Your assignment >> The records that appear below are to be restated word for word.

(Items from a data source)
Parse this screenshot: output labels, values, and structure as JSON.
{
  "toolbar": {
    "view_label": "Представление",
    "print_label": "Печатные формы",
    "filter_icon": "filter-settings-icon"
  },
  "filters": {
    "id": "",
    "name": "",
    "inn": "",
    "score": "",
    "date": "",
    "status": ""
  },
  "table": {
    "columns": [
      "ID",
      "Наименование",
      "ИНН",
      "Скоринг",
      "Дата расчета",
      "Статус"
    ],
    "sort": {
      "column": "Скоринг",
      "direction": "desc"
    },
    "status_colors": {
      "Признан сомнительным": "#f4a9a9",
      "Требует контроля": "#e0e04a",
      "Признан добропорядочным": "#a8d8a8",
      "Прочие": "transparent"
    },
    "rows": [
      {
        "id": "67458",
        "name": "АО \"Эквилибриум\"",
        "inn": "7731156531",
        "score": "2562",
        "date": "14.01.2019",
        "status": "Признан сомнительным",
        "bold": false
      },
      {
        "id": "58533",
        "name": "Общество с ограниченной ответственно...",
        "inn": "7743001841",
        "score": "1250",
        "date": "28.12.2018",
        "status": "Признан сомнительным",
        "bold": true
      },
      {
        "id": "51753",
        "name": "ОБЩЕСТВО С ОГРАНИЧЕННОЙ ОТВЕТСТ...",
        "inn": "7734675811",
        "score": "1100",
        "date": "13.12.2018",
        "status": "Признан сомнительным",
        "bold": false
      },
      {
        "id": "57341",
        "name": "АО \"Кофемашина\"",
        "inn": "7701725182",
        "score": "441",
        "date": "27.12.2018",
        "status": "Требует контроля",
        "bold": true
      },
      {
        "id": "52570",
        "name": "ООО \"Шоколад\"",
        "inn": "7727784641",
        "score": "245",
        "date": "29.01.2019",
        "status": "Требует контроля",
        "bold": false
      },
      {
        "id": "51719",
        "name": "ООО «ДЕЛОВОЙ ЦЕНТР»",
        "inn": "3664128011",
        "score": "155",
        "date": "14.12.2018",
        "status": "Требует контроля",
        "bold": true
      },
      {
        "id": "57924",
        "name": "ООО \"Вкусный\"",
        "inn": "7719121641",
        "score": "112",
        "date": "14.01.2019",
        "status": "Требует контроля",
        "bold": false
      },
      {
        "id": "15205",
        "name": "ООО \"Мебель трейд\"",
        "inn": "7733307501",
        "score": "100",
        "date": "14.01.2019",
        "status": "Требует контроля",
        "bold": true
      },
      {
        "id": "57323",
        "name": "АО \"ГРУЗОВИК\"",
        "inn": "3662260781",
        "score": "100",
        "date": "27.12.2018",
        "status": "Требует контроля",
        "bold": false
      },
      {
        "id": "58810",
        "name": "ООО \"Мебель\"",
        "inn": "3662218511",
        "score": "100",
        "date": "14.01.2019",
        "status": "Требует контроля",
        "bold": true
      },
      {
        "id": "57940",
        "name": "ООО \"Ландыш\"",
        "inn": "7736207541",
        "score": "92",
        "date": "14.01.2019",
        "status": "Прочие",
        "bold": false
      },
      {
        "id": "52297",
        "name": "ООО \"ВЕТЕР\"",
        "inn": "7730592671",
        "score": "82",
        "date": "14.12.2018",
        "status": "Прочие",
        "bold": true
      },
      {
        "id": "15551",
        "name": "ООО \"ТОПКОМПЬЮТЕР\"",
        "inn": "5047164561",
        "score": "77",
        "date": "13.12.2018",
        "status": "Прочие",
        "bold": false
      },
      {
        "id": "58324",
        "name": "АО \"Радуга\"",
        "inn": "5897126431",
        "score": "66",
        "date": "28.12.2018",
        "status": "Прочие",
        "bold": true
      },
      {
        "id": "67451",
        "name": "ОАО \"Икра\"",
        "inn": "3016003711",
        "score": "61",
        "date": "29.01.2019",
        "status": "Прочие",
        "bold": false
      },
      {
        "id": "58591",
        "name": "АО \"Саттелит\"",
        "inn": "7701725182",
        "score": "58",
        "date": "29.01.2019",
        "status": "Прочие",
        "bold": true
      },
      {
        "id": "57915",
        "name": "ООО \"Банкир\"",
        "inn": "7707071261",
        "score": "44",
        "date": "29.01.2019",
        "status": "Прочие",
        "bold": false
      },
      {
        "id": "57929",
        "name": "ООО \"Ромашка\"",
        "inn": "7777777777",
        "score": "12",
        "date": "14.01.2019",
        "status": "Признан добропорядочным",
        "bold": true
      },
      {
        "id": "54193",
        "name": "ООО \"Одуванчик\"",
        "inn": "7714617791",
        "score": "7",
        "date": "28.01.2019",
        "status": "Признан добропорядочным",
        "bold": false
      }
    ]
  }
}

Reply to the task >>
Parse this screenshot: output labels, values, and structure as JSON.
{
  "toolbar": {
    "view_label": "Представление",
    "print_label": "Печатные формы",
    "filter_icon": "filter-settings-icon"
  },
  "filters": {
    "id": "",
    "name": "",
    "inn": "",
    "score": "",
    "date": "",
    "status": ""
  },
  "table": {
    "columns": [
      "ID",
      "Наименование",
      "ИНН",
      "Скоринг",
      "Дата расчета",
      "Статус"
    ],
    "sort": {
      "column": "Скоринг",
      "direction": "desc"
    },
    "status_colors": {
      "Признан сомнительным": "#f4a9a9",
      "Требует контроля": "#e0e04a",
      "Признан добропорядочным": "#a8d8a8",
      "Прочие": "transparent"
    },
    "rows": [
      {
        "id": "67458",
        "name": "АО \"Эквилибриум\"",
        "inn": "7731156531",
        "score": "2562",
        "date": "14.01.2019",
        "status": "Признан сомнительным",
        "bold": false
      },
      {
        "id": "58533",
        "name": "Общество с ограниченной ответственно...",
        "inn": "7743001841",
        "score": "1250",
        "date": "28.12.2018",
        "status": "Признан сомнительным",
        "bold": true
      },
      {
        "id": "51753",
        "name": "ОБЩЕСТВО С ОГРАНИЧЕННОЙ ОТВЕТСТ...",
        "inn": "7734675811",
        "score": "1100",
        "date": "13.12.2018",
        "status": "Признан сомнительным",
        "bold": false
      },
      {
        "id": "57341",
        "name": "АО \"Кофемашина\"",
        "inn": "7701725182",
        "score": "441",
        "date": "27.12.2018",
        "status": "Требует контроля",
        "bold": true
      },
      {
        "id": "52570",
        "name": "ООО \"Шоколад\"",
        "inn": "7727784641",
        "score": "245",
        "date": "29.01.2019",
        "status": "Требует контроля",
        "bold": false
      },
      {
        "id": "51719",
        "name": "ООО «ДЕЛОВОЙ ЦЕНТР»",
        "inn": "3664128011",
        "score": "155",
        "date": "14.12.2018",
        "status": "Требует контроля",
        "bold": true
      },
      {
        "id": "57924",
        "name": "ООО \"Вкусный\"",
        "inn": "7719121641",
        "score": "112",
        "date": "14.01.2019",
        "status": "Требует контроля",
        "bold": false
      },
      {
        "id": "15205",
        "name": "ООО \"Мебель трейд\"",
        "inn": "7733307501",
        "score": "100",
        "date": "14.01.2019",
        "status": "Требует контроля",
        "bold": true
      },
      {
        "id": "57323",
        "name": "АО \"ГРУЗОВИК\"",
        "inn": "3662260781",
        "score": "100",
        "date": "27.12.2018",
        "status": "Требует контроля",
        "bold": false
      },
      {
        "id": "58810",
        "name": "ООО \"Мебель\"",
        "inn": "3662218511",
        "score": "100",
        "date": "14.01.2019",
        "status": "Требует контроля",
        "bold": true
      },
      {
        "id": "57940",
        "name": "ООО \"Ландыш\"",
        "inn": "7736207541",
        "score": "92",
        "date": "14.01.2019",
        "status": "Прочие",
        "bold": false
      },
      {
        "id": "52297",
        "name": "ООО \"ВЕТЕР\"",
        "inn": "7730592671",
        "score": "82",
        "date": "14.12.2018",
        "status": "Прочие",
        "bold": true
      },
      {
        "id": "15551",
        "name": "ООО \"ТОПКОМПЬЮТЕР\"",
        "inn": "5047164561",
        "score": "77",
        "date": "13.12.2018",
        "status": "Прочие",
        "bold": false
      },
      {
        "id": "58324",
        "name": "АО \"Радуга\"",
        "inn": "5897126431",
        "score": "66",
        "date": "28.12.2018",
        "status": "Прочие",
        "bold": true
      },
      {
        "id": "67451",
        "name": "ОАО \"Икра\"",
        "inn": "3016003711",
        "score": "61",
        "date": "29.01.2019",
        "status": "Прочие",
        "bold": false
      },
      {
        "id": "58591",
        "name": "АО \"Саттелит\"",
        "inn": "7701725182",
        "score": "58",
        "date": "29.01.2019",
        "status": "Прочие",
        "bold": true
      },
      {
        "id": "57915",
        "name": "ООО \"Банкир\"",
        "inn": "7707071261",
        "score": "44",
        "date": "29.01.2019",
        "status": "Прочие",
        "bold": false
      },
      {
        "id": "57929",
        "name": "ООО \"Ромашка\"",
        "inn": "7777777777",
        "score": "12",
        "date": "14.01.2019",
        "status": "Признан добропорядочным",
        "bold": true
      },
      {
        "id": "54193",
        "name": "ООО \"Одуванчик\"",
        "inn": "7714617791",
        "score": "7",
        "date": "28.01.2019",
        "status": "Признан добропорядочным",
        "bold": false
      }
    ]
  }
}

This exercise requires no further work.